__What you have to do__:
In the records below, pick out all lines containing the word "sklopa".

[Opening Records shown section]

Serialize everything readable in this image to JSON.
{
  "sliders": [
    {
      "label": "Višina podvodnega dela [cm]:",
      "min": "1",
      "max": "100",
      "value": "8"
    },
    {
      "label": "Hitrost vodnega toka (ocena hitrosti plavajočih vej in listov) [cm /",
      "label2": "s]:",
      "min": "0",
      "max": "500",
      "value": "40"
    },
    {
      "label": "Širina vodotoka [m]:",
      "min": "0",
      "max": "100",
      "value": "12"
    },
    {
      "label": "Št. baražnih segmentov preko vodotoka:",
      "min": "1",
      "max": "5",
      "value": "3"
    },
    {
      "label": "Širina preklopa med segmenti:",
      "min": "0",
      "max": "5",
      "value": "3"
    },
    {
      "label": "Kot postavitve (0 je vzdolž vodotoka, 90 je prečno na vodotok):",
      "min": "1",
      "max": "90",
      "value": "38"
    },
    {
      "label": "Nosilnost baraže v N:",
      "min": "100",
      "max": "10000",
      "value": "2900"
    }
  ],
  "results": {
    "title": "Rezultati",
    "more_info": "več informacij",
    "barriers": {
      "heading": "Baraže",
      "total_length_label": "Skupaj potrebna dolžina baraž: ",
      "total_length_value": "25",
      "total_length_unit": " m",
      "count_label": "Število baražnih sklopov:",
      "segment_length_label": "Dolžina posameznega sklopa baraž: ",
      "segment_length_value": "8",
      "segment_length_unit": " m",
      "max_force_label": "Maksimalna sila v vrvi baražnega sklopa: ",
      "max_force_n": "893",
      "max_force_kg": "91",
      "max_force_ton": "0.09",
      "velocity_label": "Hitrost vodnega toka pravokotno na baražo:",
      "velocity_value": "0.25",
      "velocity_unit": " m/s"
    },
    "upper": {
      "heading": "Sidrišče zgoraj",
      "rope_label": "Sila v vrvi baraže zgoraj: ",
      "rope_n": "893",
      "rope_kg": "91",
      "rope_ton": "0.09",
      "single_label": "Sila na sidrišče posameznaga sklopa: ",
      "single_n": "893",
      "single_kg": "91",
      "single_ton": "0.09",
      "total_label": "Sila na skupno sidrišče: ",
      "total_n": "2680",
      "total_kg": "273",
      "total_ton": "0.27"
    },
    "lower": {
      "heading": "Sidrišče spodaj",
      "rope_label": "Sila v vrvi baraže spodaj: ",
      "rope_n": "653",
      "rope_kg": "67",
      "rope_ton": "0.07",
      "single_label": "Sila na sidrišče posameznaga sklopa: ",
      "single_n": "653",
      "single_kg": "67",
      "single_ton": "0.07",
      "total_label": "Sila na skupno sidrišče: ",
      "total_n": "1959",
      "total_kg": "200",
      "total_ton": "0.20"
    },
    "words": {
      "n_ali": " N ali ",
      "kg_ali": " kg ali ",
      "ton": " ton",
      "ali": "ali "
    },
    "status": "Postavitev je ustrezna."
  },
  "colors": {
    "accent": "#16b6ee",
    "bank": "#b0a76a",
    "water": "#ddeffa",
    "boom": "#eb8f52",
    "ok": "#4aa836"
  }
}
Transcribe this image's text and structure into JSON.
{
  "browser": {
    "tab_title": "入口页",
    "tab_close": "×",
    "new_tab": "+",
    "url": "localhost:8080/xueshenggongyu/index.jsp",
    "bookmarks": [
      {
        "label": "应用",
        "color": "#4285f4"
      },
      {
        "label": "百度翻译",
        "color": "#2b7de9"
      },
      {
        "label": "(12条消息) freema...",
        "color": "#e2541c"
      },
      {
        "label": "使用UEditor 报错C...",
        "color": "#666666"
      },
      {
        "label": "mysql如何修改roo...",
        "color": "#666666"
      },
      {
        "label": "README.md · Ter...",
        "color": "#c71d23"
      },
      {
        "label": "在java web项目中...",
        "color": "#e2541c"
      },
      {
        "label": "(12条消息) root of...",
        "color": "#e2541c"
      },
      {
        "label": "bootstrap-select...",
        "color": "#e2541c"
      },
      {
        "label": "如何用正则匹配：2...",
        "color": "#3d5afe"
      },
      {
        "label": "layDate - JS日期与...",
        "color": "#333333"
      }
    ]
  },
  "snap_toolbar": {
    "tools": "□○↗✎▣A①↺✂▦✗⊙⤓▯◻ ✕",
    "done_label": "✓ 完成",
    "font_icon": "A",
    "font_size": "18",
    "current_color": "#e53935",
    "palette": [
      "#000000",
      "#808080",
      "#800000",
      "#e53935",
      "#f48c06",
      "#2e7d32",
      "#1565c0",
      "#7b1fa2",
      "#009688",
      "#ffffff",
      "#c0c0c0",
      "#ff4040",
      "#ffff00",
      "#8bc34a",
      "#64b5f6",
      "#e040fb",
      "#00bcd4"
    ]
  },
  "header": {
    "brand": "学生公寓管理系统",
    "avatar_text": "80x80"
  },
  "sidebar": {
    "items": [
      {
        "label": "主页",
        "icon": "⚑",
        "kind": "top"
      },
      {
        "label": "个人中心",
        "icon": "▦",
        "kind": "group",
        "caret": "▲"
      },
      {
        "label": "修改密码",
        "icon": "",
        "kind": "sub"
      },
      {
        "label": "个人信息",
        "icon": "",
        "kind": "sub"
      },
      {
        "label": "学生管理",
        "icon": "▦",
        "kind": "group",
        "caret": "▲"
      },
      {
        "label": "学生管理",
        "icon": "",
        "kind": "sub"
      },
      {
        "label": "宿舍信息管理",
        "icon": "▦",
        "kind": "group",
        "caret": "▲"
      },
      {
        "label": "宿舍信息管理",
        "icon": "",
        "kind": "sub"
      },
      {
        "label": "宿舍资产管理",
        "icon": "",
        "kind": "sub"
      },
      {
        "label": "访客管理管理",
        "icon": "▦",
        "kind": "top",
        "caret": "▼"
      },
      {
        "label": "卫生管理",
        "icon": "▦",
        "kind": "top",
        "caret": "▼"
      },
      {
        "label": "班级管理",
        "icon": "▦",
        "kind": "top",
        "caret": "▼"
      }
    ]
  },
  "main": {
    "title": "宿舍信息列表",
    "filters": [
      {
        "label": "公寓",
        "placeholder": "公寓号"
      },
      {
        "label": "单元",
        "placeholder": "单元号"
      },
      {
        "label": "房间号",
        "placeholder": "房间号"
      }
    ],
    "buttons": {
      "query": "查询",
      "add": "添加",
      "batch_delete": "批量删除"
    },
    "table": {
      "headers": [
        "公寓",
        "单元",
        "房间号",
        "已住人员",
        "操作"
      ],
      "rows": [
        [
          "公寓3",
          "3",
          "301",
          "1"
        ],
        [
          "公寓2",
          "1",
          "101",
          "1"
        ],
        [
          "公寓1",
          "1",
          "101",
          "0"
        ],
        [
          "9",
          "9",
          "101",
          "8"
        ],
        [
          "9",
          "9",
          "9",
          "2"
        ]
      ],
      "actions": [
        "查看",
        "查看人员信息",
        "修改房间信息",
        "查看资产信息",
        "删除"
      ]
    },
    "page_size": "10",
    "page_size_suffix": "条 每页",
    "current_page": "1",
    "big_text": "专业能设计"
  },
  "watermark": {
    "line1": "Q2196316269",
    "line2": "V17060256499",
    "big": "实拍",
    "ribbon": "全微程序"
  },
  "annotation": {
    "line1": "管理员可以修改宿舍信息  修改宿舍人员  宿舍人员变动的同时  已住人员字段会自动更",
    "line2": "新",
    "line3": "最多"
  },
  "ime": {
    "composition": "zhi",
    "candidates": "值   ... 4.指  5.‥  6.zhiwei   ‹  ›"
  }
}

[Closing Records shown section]

__Exercise output__:
      "segment_length_label": "Dolžina posameznega sklopa baraž: ",
      "max_force_label": "Maksimalna sila v vrvi baražnega sklopa: ",
      "single_label": "Sila na sidrišče posameznaga sklopa: ",
      "single_label": "Sila na sidrišče posameznaga sklopa: ",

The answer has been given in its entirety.